AIM OF THE EXERCISE - Please copy each line from the entries that contains the string "color".

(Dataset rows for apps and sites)
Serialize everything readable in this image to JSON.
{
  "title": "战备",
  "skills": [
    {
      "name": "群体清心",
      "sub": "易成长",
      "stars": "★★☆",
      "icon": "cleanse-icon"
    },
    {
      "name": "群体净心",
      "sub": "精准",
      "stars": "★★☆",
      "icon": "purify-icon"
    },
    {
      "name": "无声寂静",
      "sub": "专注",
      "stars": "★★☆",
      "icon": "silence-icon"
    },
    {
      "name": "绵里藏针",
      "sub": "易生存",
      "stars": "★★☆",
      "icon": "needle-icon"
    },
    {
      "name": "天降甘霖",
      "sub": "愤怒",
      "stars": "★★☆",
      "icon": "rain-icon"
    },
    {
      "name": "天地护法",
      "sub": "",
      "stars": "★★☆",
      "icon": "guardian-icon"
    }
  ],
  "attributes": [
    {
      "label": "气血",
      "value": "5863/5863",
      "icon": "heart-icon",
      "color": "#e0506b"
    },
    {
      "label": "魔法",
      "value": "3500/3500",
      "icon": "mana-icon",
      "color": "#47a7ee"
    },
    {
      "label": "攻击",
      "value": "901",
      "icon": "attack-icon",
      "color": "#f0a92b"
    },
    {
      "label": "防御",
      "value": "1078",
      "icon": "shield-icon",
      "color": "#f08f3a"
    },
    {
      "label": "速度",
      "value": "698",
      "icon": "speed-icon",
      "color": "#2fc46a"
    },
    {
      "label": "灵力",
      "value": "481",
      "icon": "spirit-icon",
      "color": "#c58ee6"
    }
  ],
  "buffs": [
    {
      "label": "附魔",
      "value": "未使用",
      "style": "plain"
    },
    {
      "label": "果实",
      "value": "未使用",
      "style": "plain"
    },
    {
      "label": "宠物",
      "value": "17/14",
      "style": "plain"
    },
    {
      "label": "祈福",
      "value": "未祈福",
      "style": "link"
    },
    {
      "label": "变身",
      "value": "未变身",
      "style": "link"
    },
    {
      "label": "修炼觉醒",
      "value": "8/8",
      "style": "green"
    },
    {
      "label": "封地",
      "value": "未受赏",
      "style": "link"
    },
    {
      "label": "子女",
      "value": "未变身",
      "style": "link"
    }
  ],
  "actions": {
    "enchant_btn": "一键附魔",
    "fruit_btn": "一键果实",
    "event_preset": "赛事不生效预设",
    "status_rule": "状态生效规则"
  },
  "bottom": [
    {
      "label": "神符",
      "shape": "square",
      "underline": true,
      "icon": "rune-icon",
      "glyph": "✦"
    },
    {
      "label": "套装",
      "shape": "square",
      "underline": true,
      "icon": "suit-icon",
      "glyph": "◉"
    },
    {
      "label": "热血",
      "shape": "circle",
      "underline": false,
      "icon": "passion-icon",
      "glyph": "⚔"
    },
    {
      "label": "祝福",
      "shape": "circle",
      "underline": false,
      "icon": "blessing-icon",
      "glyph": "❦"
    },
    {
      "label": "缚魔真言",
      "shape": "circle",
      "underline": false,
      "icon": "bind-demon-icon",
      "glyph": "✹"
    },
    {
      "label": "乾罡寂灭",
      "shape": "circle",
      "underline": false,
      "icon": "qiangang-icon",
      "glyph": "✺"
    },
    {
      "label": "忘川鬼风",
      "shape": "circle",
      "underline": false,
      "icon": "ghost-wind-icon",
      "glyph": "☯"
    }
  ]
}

RESPONSE BOX -
      "color": "#e0506b"
      "color": "#47a7ee"
      "color": "#f0a92b"
      "color": "#f08f3a"
      "color": "#2fc46a"
      "color": "#c58ee6"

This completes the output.